"Often, the diagnosis of poorly differentiated SCC requires immunostaining," Dr. High says. When malignant spindle cells are encountered, immunostains for S100, SOX10, pancytokeratin, P63, CD10 and procollagen 1 are often utilized to include spindle-cell SCC, and exclude spindled/desmoplastic melanoma and atypical fibroxanthoma (AFX). "More than one immunostain may be needed to optimally include or exclude spindle-cell SCC," he adds.
AFX usually appears as dome-shaped lesions on the head or neck that exhibit low-grade malignant behavior. "Be careful that the sample is large enough to exclude a so-called pleomorphic sarcoma or malignant fibrocystiocytoma (MFH) that has been only barely encaptured in a shave," Dr. High cautions.

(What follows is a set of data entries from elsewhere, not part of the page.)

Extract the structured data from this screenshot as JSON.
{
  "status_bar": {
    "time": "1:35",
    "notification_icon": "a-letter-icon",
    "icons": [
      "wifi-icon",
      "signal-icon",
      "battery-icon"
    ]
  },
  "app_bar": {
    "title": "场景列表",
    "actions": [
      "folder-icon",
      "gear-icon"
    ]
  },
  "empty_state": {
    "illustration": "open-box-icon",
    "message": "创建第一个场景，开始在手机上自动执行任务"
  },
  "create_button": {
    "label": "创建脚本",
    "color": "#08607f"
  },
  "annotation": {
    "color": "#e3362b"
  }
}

The current standard treatment for AFX is surgical excision, he says, although Mohs micrographic surgery may be appropriate in locations that require tissue sparing.
"I have heard it explained that since the putative etiologic cell is unknown, AFX is, in large part, a ‘diagnosis by convention.’ It includes all malignant-appearing lesions that do not mark with immunostains in a manner consistent with melanoma or spindle-cell SCC," Dr. High emphasizes.
"There is an old adage in dermatopathology, and in pathology in a larger sense, that states: ‘garbage in = garbage out.’ If you put poor specimens and incomplete data into the system, then you should not be surprised to get poor diagnoses and lesser opinions out of the system," Dr. High explains. He also laments that every effort should be made to provide representative samplings, and accurate clinical data, such that optimal histologic opinions and better dermatologic care can transpire.
Disclosures: Dr. High reports no relevant financial interests.
1. Fernandez EM, Helm T, Ioffreda M, Helm KF. The vanishing biopsy: the trend toward smaller specimens. Cutis. 2005;76(5):335-9.
2. Ng JC, Swain S, Dowling JP, Wolfe R, Simpson P, Kelly JW. The impact of partial biopsy on histopathologic diagnosis of cutaneous melanoma: experience of an Australian tertiary referral service. Arch Dermatol. 2010;146(3):234-9.
3. Hoang MP, Dresser KA, Kapur P, et al. Microcystic adnexal carcinoma: an immunohistochemical reappraisal. Mod Pathol. 2008;21:178-185.
4. Wang H, Sun R, Lin H, Hu WH. P16INK4A as a surrogate biomarker for human papillomavirus-associated oral pharyngeal carcinoma: consideration of some aspects. Cancer Sci. 2013;104:1553-1559.
5. Homann N, Andl T, Nees M, Schuhmann A, Herold-Mende C, Bosch FX. Significance of aberrant p53 protein in head-neck tumors and its effect on proliferation and differentiation. HNO. 1993;41(5):254-60.
6. Carter JB, Johnson MM, Chua TL, Karia PS, Schmults CD. Outcomes of primary cutaneous squamous cell carcinoma with perineural invasion: and 11-year cohort study. JAMA Dermatol. 2013;149:35-41.